▶ [Task item]: Your answer needs to include each line of the records in which the string "color" can be found.

[Collected data entries]
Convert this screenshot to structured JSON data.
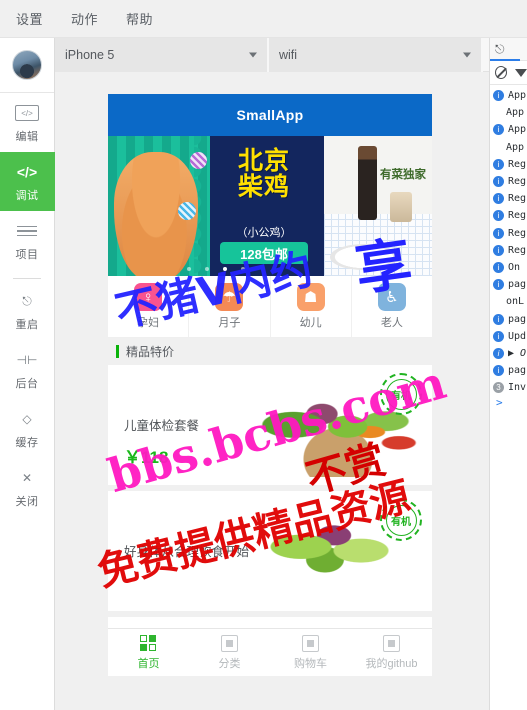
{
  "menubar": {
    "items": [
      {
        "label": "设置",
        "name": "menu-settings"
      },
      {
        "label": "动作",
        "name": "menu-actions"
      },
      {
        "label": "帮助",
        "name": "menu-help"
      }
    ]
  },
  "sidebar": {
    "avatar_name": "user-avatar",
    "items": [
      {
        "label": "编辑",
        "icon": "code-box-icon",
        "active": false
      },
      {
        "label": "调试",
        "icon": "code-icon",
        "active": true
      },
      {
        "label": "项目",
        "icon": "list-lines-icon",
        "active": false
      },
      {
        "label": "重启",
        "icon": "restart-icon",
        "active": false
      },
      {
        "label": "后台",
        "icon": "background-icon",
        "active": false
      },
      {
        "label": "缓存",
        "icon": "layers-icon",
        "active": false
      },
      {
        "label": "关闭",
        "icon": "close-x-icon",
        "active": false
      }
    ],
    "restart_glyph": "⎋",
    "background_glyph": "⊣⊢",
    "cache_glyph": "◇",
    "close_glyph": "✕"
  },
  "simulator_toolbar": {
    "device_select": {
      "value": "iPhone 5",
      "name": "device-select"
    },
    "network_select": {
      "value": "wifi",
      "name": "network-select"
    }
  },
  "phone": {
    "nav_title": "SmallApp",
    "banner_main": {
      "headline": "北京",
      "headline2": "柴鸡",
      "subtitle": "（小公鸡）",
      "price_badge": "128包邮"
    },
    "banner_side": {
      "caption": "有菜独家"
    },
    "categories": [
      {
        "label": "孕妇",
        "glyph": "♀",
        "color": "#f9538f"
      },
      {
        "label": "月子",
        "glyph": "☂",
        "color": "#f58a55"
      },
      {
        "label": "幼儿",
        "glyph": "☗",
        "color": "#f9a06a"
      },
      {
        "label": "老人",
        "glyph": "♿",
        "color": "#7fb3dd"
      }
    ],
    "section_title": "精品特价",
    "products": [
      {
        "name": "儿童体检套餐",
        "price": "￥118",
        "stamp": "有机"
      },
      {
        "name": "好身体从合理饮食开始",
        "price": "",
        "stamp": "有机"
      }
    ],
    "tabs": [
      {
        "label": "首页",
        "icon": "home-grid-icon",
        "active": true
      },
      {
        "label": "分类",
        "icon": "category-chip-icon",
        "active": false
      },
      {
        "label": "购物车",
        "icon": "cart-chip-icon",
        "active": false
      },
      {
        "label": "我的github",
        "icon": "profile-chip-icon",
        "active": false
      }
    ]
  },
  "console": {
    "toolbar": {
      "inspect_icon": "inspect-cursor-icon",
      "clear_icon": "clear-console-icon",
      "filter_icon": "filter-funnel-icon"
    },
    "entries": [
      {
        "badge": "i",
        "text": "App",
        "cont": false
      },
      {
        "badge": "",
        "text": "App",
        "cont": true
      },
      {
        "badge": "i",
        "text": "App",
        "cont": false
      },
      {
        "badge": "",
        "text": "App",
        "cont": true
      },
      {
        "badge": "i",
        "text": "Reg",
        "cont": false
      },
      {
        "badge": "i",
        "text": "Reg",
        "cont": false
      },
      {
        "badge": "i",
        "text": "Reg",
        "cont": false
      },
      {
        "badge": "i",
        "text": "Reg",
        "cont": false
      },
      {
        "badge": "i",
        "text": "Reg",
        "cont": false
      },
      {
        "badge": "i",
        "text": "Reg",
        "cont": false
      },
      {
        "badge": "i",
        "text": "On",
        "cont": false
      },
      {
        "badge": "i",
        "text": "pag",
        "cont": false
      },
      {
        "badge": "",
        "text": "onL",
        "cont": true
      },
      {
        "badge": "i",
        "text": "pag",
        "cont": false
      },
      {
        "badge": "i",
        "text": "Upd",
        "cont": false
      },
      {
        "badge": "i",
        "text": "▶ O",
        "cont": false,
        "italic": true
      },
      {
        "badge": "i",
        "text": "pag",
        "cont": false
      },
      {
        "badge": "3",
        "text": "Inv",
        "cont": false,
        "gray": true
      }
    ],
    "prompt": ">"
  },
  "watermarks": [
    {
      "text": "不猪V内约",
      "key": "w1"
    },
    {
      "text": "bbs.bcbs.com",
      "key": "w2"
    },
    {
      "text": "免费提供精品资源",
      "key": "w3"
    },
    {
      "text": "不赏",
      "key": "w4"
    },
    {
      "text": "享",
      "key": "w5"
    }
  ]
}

▶ [Task response]:
        "color": "#f9538f"
        "color": "#f58a55"
        "color": "#f9a06a"
        "color": "#7fb3dd"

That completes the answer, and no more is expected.